• Exercise goal: In the records below, some lines contain the word "Translate". Copy each of them.
*** Opening Data listing ***
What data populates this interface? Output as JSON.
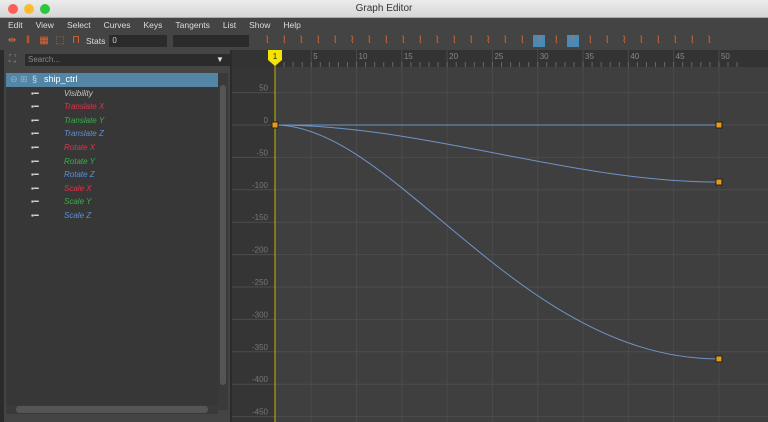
{
  "window": {
    "title": "Graph Editor"
  },
  "menu": [
    "Edit",
    "View",
    "Select",
    "Curves",
    "Keys",
    "Tangents",
    "List",
    "Show",
    "Help"
  ],
  "toolbar": {
    "stats_label": "Stats",
    "stats_value": "0",
    "second_field": ""
  },
  "outliner": {
    "search_placeholder": "Search...",
    "object": "ship_ctrl",
    "channels": [
      {
        "label": "Visibility",
        "color": "#c8c8c8"
      },
      {
        "label": "Translate X",
        "color": "#e0324b"
      },
      {
        "label": "Translate Y",
        "color": "#38b049"
      },
      {
        "label": "Translate Z",
        "color": "#5b8fd9"
      },
      {
        "label": "Rotate X",
        "color": "#e0324b"
      },
      {
        "label": "Rotate Y",
        "color": "#38b049"
      },
      {
        "label": "Rotate Z",
        "color": "#5b8fd9"
      },
      {
        "label": "Scale X",
        "color": "#e0324b"
      },
      {
        "label": "Scale Y",
        "color": "#38b049"
      },
      {
        "label": "Scale Z",
        "color": "#5b8fd9"
      }
    ]
  },
  "graph": {
    "current_frame": "1",
    "x_ticks": [
      "5",
      "10",
      "15",
      "20",
      "25",
      "30",
      "35",
      "40",
      "45",
      "50"
    ],
    "y_ticks": [
      "50",
      "0",
      "-50",
      "-100",
      "-150",
      "-200",
      "-250",
      "-300",
      "-350",
      "-400",
      "-450"
    ],
    "curve_color": "#6f94c9",
    "key_color": "#e89a1c",
    "curves": [
      {
        "start": 0,
        "end": 0
      },
      {
        "start": 0,
        "end": -88
      },
      {
        "start": 0,
        "end": -361
      }
    ]
  }
}
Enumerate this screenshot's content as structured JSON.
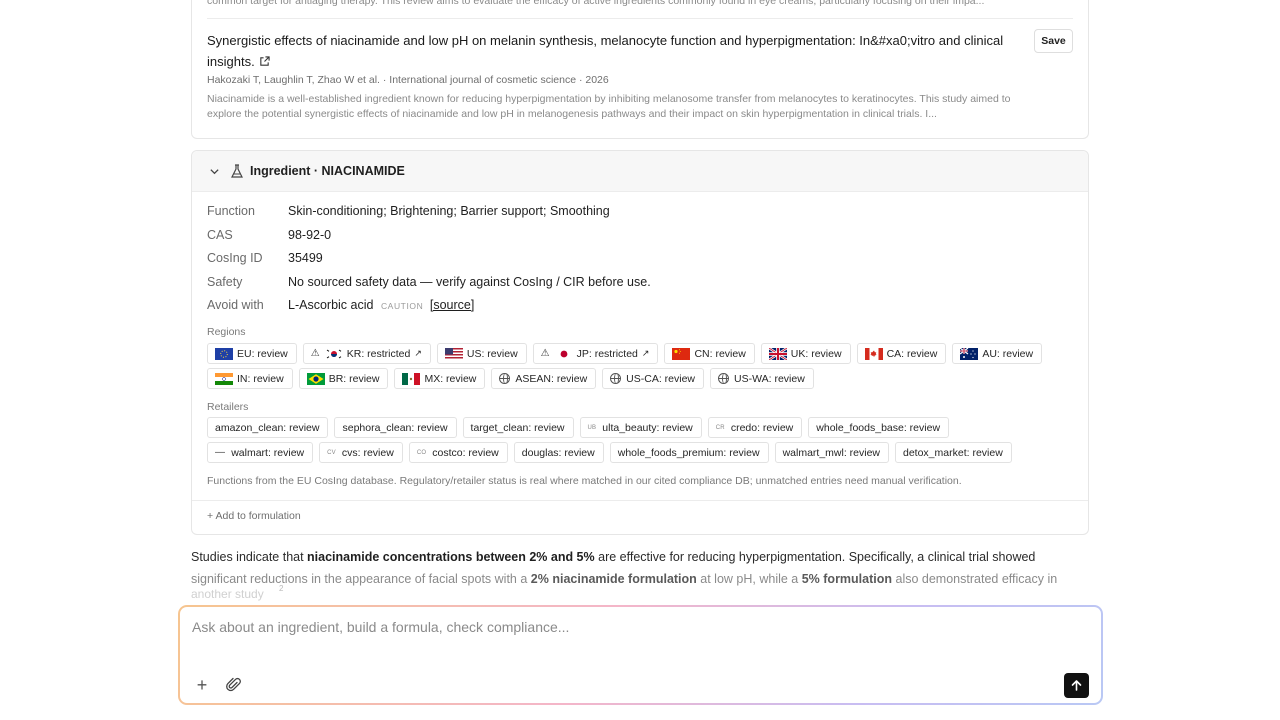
{
  "previous_paper": {
    "snippet": "common target for antiaging therapy. This review aims to evaluate the efficacy of active ingredients commonly found in eye creams, particularly focusing on their impa..."
  },
  "paper": {
    "title": "Synergistic effects of niacinamide and low pH on melanin synthesis, melanocyte function and hyperpigmentation: In&#xa0;vitro and clinical insights.",
    "save_label": "Save",
    "meta": "Hakozaki T, Laughlin T, Zhao W et al. · International journal of cosmetic science · 2026",
    "abstract": "Niacinamide is a well-established ingredient known for reducing hyperpigmentation by inhibiting melanosome transfer from melanocytes to keratinocytes. This study aimed to explore the potential synergistic effects of niacinamide and low pH in melanogenesis pathways and their impact on skin hyperpigmentation in clinical trials. I..."
  },
  "ingredient": {
    "header": "Ingredient · NIACINAMIDE",
    "fields": [
      {
        "key": "Function",
        "value": "Skin-conditioning; Brightening; Barrier support; Smoothing"
      },
      {
        "key": "CAS",
        "value": "98-92-0"
      },
      {
        "key": "CosIng ID",
        "value": "35499"
      },
      {
        "key": "Safety",
        "value": "No sourced safety data — verify against CosIng / CIR before use."
      },
      {
        "key": "Avoid with",
        "value": "L-Ascorbic acid",
        "tag": "CAUTION",
        "link": "[source]"
      }
    ],
    "regions_label": "Regions",
    "regions": [
      {
        "label": "EU: review",
        "icon": "eu-flag"
      },
      {
        "label": "KR: restricted",
        "icon": "kr-flag",
        "warning": true,
        "external": true
      },
      {
        "label": "US: review",
        "icon": "us-flag"
      },
      {
        "label": "JP: restricted",
        "icon": "jp-flag",
        "warning": true,
        "external": true
      },
      {
        "label": "CN: review",
        "icon": "cn-flag"
      },
      {
        "label": "UK: review",
        "icon": "uk-flag"
      },
      {
        "label": "CA: review",
        "icon": "ca-flag"
      },
      {
        "label": "AU: review",
        "icon": "au-flag"
      },
      {
        "label": "IN: review",
        "icon": "in-flag"
      },
      {
        "label": "BR: review",
        "icon": "br-flag"
      },
      {
        "label": "MX: review",
        "icon": "mx-flag"
      },
      {
        "label": "ASEAN: review",
        "icon": "globe-icon"
      },
      {
        "label": "US-CA: review",
        "icon": "globe-icon"
      },
      {
        "label": "US-WA: review",
        "icon": "globe-icon"
      }
    ],
    "retailers_label": "Retailers",
    "retailers": [
      {
        "label": "amazon_clean: review"
      },
      {
        "label": "sephora_clean: review"
      },
      {
        "label": "target_clean: review"
      },
      {
        "label": "ulta_beauty: review",
        "mini": "UB"
      },
      {
        "label": "credo: review",
        "mini": "CR"
      },
      {
        "label": "whole_foods_base: review"
      },
      {
        "label": "walmart: review",
        "mini": "—"
      },
      {
        "label": "cvs: review",
        "mini": "CV"
      },
      {
        "label": "costco: review",
        "mini": "CO"
      },
      {
        "label": "douglas: review"
      },
      {
        "label": "whole_foods_premium: review"
      },
      {
        "label": "walmart_mwl: review"
      },
      {
        "label": "detox_market: review"
      }
    ],
    "footnote": "Functions from the EU CosIng database. Regulatory/retailer status is real where matched in our cited compliance DB; unmatched entries need manual verification.",
    "add_label": "+ Add to formulation"
  },
  "answer": {
    "p1_a": "Studies indicate that ",
    "p1_b": "niacinamide concentrations between 2% and 5%",
    "p1_c": " are effective for reducing hyperpigmentation. Specifically, a clinical trial showed",
    "p2_a": "significant reductions in the appearance of facial spots with a ",
    "p2_b": "2% niacinamide formulation",
    "p2_c": " at low pH, while a ",
    "p2_d": "5% formulation",
    "p2_e": " also demonstrated efficacy in",
    "p3": "another study",
    "cite": "2"
  },
  "composer": {
    "placeholder": "Ask about an ingredient, build a formula, check compliance..."
  }
}
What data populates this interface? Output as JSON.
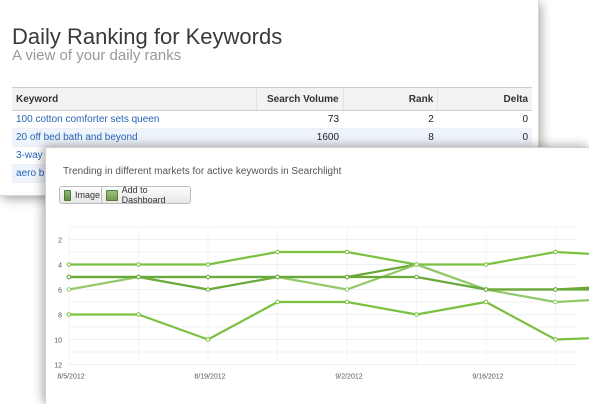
{
  "header": {
    "title": "Daily Ranking for Keywords",
    "subtitle": "A view of your daily ranks"
  },
  "table": {
    "columns": [
      "Keyword",
      "Search Volume",
      "Rank",
      "Delta"
    ],
    "rows": [
      {
        "keyword": "100 cotton comforter sets queen",
        "volume": "73",
        "rank": "2",
        "delta": "0"
      },
      {
        "keyword": "20 off bed bath and beyond",
        "volume": "1600",
        "rank": "8",
        "delta": "0"
      },
      {
        "keyword": "3-way",
        "volume": "",
        "rank": "",
        "delta": ""
      },
      {
        "keyword": "aero b",
        "volume": "",
        "rank": "",
        "delta": ""
      }
    ]
  },
  "panel": {
    "title": "Trending in different markets for active keywords in Searchlight",
    "image_button": "Image",
    "dashboard_button": "Add to Dashboard",
    "image_icon": "image-icon",
    "dashboard_icon": "add-to-dashboard-icon"
  },
  "colors": {
    "link": "#2863b8",
    "series": "#7ac142",
    "series_light": "#93c96a",
    "series_dark": "#6aa83a"
  },
  "chart_data": {
    "type": "line",
    "y_inverted": true,
    "ylim": [
      12,
      1
    ],
    "y_ticks": [
      "2",
      "4",
      "6",
      "8",
      "10",
      "12"
    ],
    "x_tick_labels": [
      "8/5/2012",
      "8/19/2012",
      "9/2/2012",
      "9/16/2012"
    ],
    "x": [
      "8/5/2012",
      "8/12/2012",
      "8/19/2012",
      "8/26/2012",
      "9/2/2012",
      "9/9/2012",
      "9/16/2012",
      "9/23/2012"
    ],
    "grid": "faint",
    "series": [
      {
        "values": [
          4,
          4,
          4,
          3,
          3,
          4,
          4,
          3,
          3.3
        ],
        "color": "#7ac142"
      },
      {
        "values": [
          5,
          5,
          6,
          5,
          5,
          4,
          6,
          6,
          5.7
        ],
        "color": "#6aa83a"
      },
      {
        "values": [
          6,
          5,
          5,
          5,
          6,
          4,
          6,
          7,
          6.7
        ],
        "color": "#93c96a"
      },
      {
        "values": [
          5,
          5,
          5,
          5,
          5,
          5,
          6,
          6,
          6
        ],
        "color": "#6aa83a"
      },
      {
        "values": [
          8,
          8,
          10,
          7,
          7,
          8,
          7,
          10,
          9.8
        ],
        "color": "#7ac142"
      }
    ]
  }
}
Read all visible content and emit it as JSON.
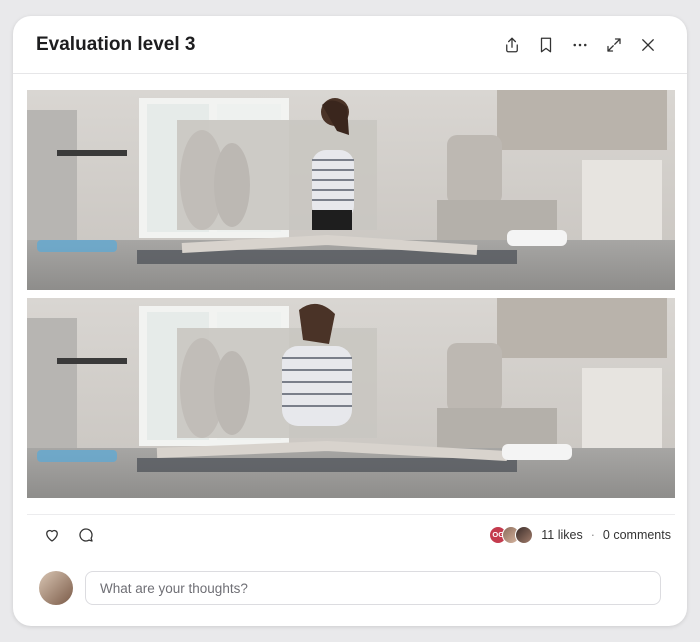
{
  "post": {
    "title": "Evaluation level 3"
  },
  "header_icons": [
    "share-icon",
    "bookmark-icon",
    "more-icon",
    "expand-icon",
    "close-icon"
  ],
  "media": {
    "frames": [
      {
        "alt": "video-frame-1"
      },
      {
        "alt": "video-frame-2"
      }
    ]
  },
  "stats": {
    "avatar_initials": "OG",
    "likes": "11 likes",
    "separator": "·",
    "comments": "0 comments"
  },
  "composer": {
    "placeholder": "What are your thoughts?"
  },
  "colors": {
    "avatar_accent": "#c43b4e",
    "border": "#e6e6e8"
  }
}
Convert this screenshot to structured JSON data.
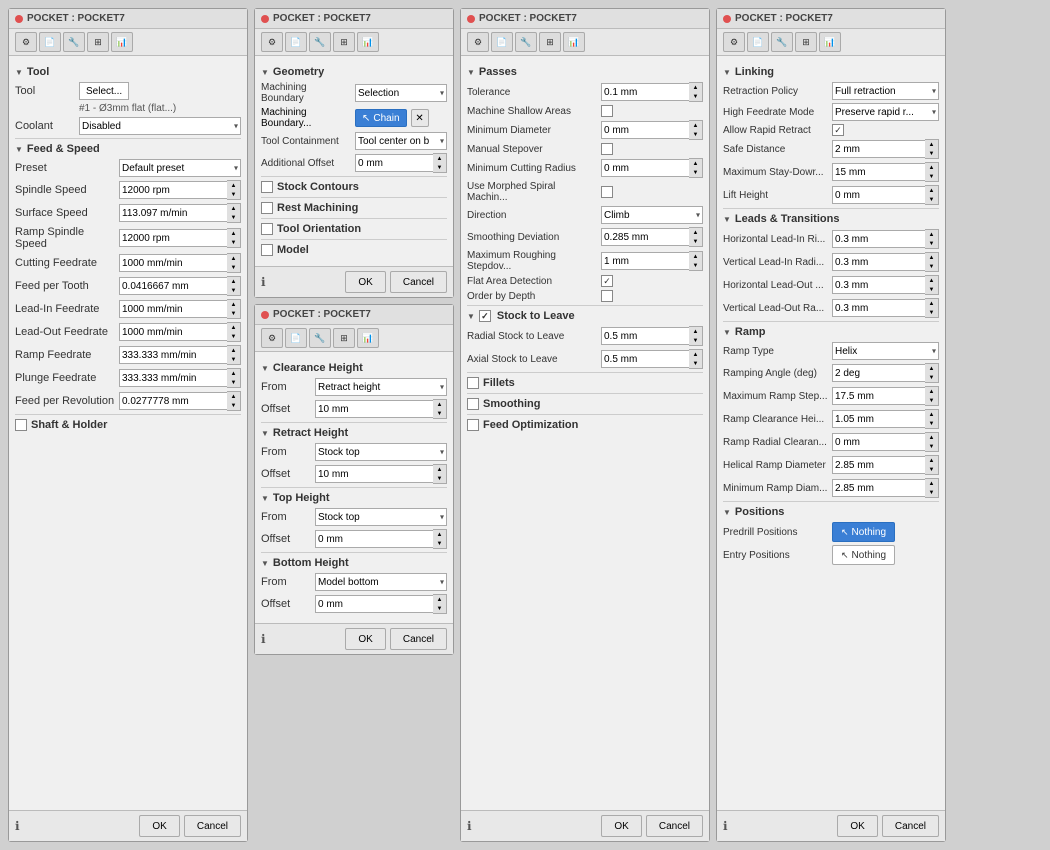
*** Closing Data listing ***
• Output of the task:
        "label": "Translate X",
        "label": "Translate Y",
        "label": "Translate Z",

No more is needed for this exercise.